Big Lake is Minnesota’s safest city: the modest community of 10.7K recorded just 1 violent crime in 2017 for a near nonexistent rate of 0.09 per 1,000, while its low property crime rate of 5.5 per 1,000 is similarly impressive.
Orono is about twice the size as Big Lake, yet city posted similarly impressive rates of violent and property crime well below state and national averages.
Third in the ranking is Worthington, the county seat of Nobles County which recorded a not-too-shabby 1.59 per 1,000 violent crime rate as well as a 15.61 property crime rate, which is below the state average.
Lino Lakes, an outer Twin Cities suburb, placed #4 in the ranking of Minnesota’s safest cities. The peaceful community of 21,000 earned a 0.43 on our Safety Index, owing to a very low violent crime rate of 0.43 per 1,000.
Rounding out the list of Minnesota’s top five safest cities is Hutchinson. The city’s violent and property crime rates don’t rank among the state’s safest, but are well under the national averages in both categories.
Safest Cities in Minnesota, 2019
|11||South Lake Minnetonka||0.35|
|47||St. Louis Park||0.07|
|48||North St. Paul||0.06|
|59||Inver Grove Heights||-0.05|
|63||White Bear Lake||-0.06|
|77||South St. Paul||-0.32|
|86||West St. Paul||-0.76|
We used the most recent FBI crime statistics to create state rankings. There were initially 7,430 cities in the data set. After filtering out the cities with populations of less than 10,000, 2,929 cities remained. We then calculated violent crime rates and property crime rates by dividing the crime numbers by the population to get rates per 1,000. We also calculated the ratio of law enforcement workers to per 1,000. These were weighted with -50% for the violent crime rate, -25% for the property crime rate, and +25% for the law enforcement rate.
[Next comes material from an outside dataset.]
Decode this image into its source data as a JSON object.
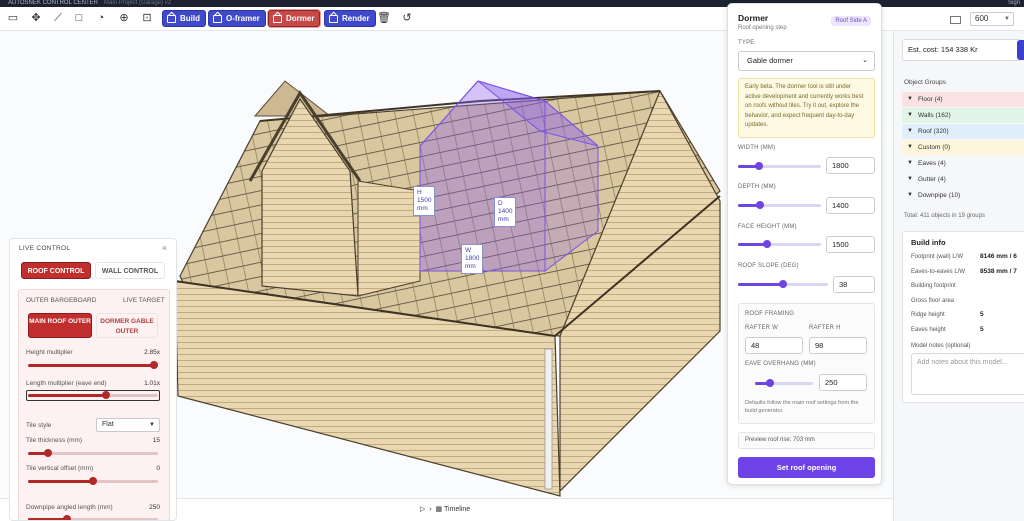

The resulting metric gave us a the safety index score. The higher this number more safe the city is.